**Requirement**
Search the records that follow and extract every line containing the string "TESTING".

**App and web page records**
^^^^^^^^^^^^^^^^

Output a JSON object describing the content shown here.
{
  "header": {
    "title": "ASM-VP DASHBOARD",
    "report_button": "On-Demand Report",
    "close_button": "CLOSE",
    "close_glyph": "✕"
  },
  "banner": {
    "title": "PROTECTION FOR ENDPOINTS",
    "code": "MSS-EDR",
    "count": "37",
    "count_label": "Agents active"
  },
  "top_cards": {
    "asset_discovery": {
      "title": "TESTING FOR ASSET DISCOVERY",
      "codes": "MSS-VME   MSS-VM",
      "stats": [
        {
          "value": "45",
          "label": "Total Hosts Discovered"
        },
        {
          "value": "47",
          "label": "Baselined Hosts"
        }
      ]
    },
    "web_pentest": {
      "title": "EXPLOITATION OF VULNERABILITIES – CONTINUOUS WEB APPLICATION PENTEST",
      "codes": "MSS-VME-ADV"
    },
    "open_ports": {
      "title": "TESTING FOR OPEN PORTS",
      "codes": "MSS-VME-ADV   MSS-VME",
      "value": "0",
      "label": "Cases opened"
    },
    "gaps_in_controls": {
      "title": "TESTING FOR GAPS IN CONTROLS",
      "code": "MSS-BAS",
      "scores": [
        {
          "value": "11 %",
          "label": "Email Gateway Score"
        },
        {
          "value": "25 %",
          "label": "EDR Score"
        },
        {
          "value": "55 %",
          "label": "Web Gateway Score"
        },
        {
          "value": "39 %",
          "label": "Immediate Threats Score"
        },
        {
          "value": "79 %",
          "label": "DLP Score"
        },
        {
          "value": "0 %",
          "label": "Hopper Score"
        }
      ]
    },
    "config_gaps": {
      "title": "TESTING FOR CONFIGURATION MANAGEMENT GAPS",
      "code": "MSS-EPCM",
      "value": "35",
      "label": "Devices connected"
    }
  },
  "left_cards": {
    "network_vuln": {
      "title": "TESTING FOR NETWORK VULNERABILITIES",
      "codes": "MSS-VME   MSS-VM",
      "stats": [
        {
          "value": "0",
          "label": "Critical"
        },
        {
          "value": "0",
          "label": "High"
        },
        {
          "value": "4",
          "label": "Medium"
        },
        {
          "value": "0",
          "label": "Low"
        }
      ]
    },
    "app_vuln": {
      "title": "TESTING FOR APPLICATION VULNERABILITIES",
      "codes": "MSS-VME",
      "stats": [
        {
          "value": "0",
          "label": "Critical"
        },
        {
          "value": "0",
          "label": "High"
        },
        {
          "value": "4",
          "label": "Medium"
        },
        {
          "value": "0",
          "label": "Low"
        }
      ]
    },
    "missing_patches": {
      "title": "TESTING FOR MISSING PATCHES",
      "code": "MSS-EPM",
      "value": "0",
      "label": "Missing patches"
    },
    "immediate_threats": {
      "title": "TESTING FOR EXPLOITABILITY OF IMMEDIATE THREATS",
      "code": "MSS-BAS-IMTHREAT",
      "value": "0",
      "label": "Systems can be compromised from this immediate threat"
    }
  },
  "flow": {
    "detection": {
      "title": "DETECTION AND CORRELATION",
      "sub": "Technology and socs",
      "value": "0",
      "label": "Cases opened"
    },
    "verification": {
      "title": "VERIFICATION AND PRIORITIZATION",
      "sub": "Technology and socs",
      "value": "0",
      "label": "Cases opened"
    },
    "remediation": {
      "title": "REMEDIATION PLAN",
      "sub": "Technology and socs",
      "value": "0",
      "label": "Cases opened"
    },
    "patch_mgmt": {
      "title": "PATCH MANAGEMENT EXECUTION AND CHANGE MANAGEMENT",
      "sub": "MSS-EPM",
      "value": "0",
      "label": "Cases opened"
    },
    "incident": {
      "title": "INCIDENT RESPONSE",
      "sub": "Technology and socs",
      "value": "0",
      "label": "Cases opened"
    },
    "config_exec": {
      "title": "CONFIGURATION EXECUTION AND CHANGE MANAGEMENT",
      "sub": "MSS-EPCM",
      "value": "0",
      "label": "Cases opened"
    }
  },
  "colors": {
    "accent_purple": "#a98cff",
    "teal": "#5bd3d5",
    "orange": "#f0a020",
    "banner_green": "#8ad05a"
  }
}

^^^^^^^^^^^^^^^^

**Exercise result**
      "title": "TESTING FOR ASSET DISCOVERY",
      "title": "TESTING FOR OPEN PORTS",
      "title": "TESTING FOR GAPS IN CONTROLS",
      "title": "TESTING FOR CONFIGURATION MANAGEMENT GAPS",
      "title": "TESTING FOR NETWORK VULNERABILITIES",
      "title": "TESTING FOR APPLICATION VULNERABILITIES",
      "title": "TESTING FOR MISSING PATCHES",
      "title": "TESTING FOR EXPLOITABILITY OF IMMEDIATE THREATS",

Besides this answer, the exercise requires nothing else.